I was on the way to the game when I received the call because it was a morning kick off as the home team were banking on a bumper crowd to finance the rest of their season. It was a good phone call where the FA said that maybe I should go there and simply call the game off as they could not get any more officials at this late stage. I said that it meant so much to the club financially that I felt it would be right to get through the game to make sure they got what they needed. I told nobody at the game whatsoever of what had happened.

Yeovil Town v Torquay this season 

I had to give a very early penalty, and I wasn’t totally myself out in the middle as I had extremely low tolerance levels on the day and I dished out more disciplinary sanctions in that game, than I had in any game before, or since. But the game was played, not too many dramas and the club got that bumper payday.

The next time I went there was the first game of the following season, I then told the secretary what I had done that previous Boxing day as he brought up, he was amazed I did that and thanked me. It’s nice that they can see that as officials, we do care about what we do and how it affects clubs.

I have never officiated on a Boxing Day since. I make sure that I keep that clear as a day for my family.

I’ve met so many people on the way who have refereed in the professional game or have gone onto referee for the PGMOL in the premier league and EFL. They include ‘trailblazers’ Sam Allison and Kirstie Dowle, who I have officiated with on countless occasions and have gone on to referee in the EFL, and now with Sam refereeing his first Premier League Match on Boxing Day 2023.

 

A lot of these officials have become good friends and are always there for you if you need some advice or guidance. I was fortunate to do a line to Ex Top Flight Referee Mark Clattenburg in a Charity match which was a great experience and Clatts was great.

The refereeing family is truly more amazing than I ever thought. Those days when I was a player when I thought it was an ‘Us and them’ situation, simply isn’t true. I wish players, managers and fans today would realise what it really takes to officiate a game, and the quite amazing things that happen.

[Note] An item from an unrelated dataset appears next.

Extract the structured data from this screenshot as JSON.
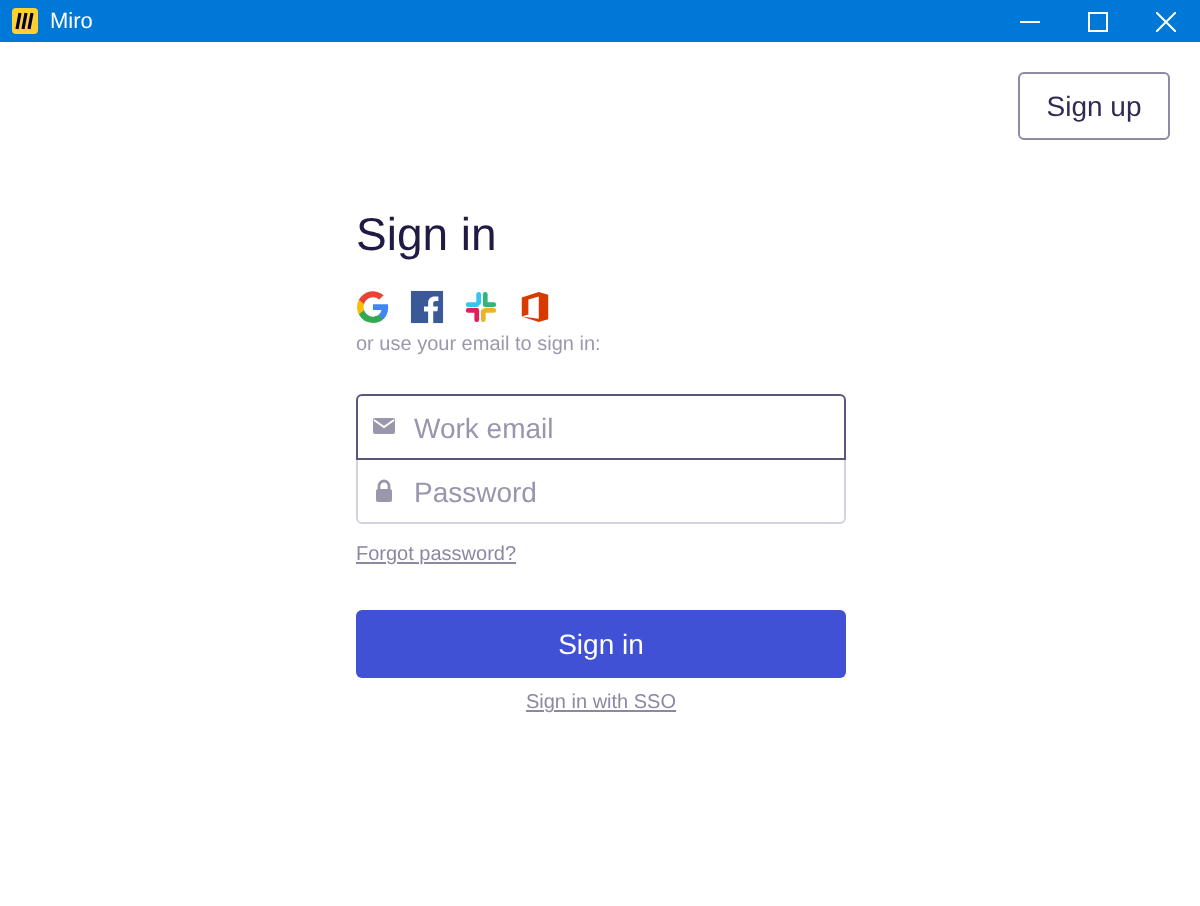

There are highs and lows as there is with anything but there are so many more highs.

It’s changed the way I view the game as a whole and has become a major part of my life.

Posted in Blog.